[RPG] sues may arise if the Lingering Injuries rule still apply to creatures that are killed outright

dnd-5einjuryoptional-rules

The optional rule on p. 272 of the DMG lists one of the triggers for Lingering Injuries as:

When [a creature] drops to 0 hit points but isn’t killed outright.

Because "but isn't killed outright" was included in the description, it suggests that a creature that is killed outright and then raised with Raise Dead, for instance, won't have to worry about the possibility of missing limbs, whereas one who didn't die straight away and later died from failed death saves won't be so lucky.

If I alter the optional rule to include creatures killed outright, what implications may that have with regard to those creatures being brought back with lingering injuries?

Best Answer

1. RAW clarification: Doubly optional.

While the whole Lingering Injuries section describes an optional rule, the list of situations which inflict them is also just a suggestion (emphasis mine):

It's up to you to decide when to check for a lingering injury. A creature might sustain a lingering injury under the following circumstances: (DMG 272, emphasis mine)

So the RAW here is a resounding "I d'unno". If you, as a DM, feel that a situation warrants a roll on the table, you are entitled to ask for one. What you propose is not strictly an alteration to the rules presented.

2. Gameplay issues: Mostly harmless.

This rule will only impact groups who can only access cheap resurrection methods. Obviously, those who have no access to, even, revivify will see no difference. Those with access to casters capable of casting 7th level clerical spells also need not worry, as resurrection restores missing body parts, and if you classify it as "healing magic", it will eliminate all lingering injuries. Even without that, chances are they also have access to regenerate or heal from the same caster, making curing the injuries an option.

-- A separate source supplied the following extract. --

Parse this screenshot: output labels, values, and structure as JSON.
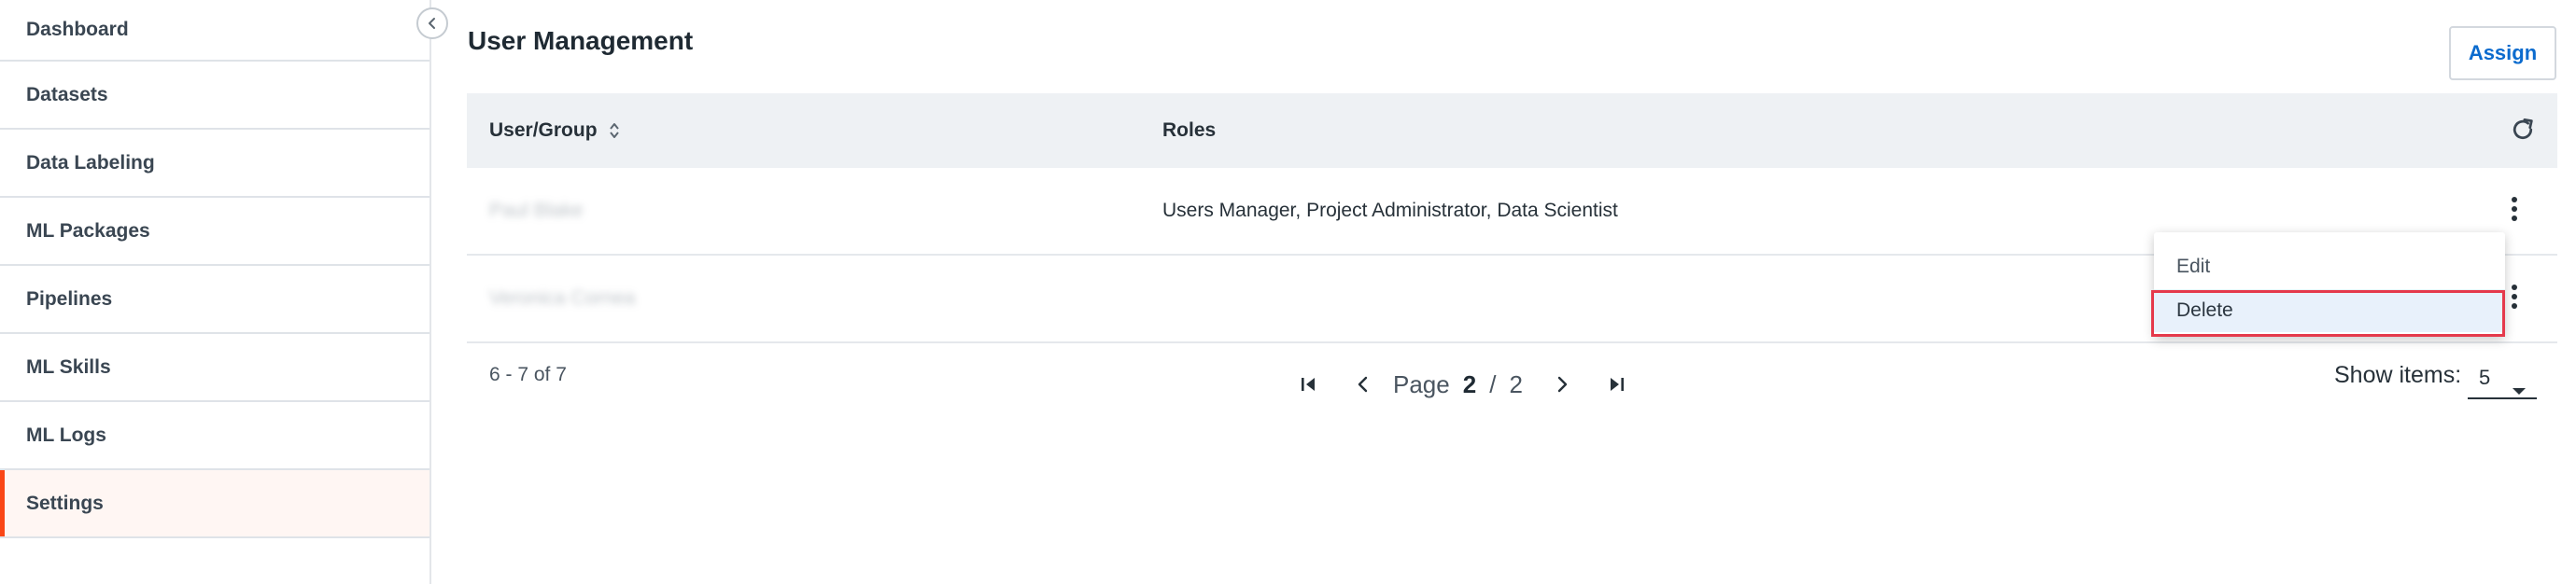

Thus this will most likely come up between 5th and 8th or 10th level, depending on the availability of NPC casters. In most cases, the difference will be in the amount of money necessary to get the character back in fighting shape.

Dropping to 0 HP from minor injuries is way more frequent than being downed from massive damage or instakill effects, especially in this level range. I would not expect this issue to come up more often than once in two levels or so (i.e. 2 or 3 times per campaign) unless you regularly put in traps that drop 16-ton weights on the PC-s. Add to this that many effects they can roll on the table are not that much of a bother to live with, and you are looking at a mostly negligible change in playing experience.

Also, you have to keep in mind that some effects that "kill outright" also specify the method by which that happens, like the spell disintegrate. There isn't much point in rolling for a missing leg when you practically have a missing body. In other cases, you have to decide whether a lingering injury is a logical outcome of the effect, like with power word kill. Would it be reasonable to lose an arm from being hit by this spell? You have to decide in advance, which brings me to my next point:

3. Social issues: Be upfront.

Calling for a roll during all forays to the wrong side of 1 HP sounds reasonable to me, but be sure your players also think so. What you need to keep in mind is to be transparent and consistent. Tell your players what your plans are regarding Lasting Injuries and discuss it with them. After that, stick to those rules, for PC-s and NPC-s alike.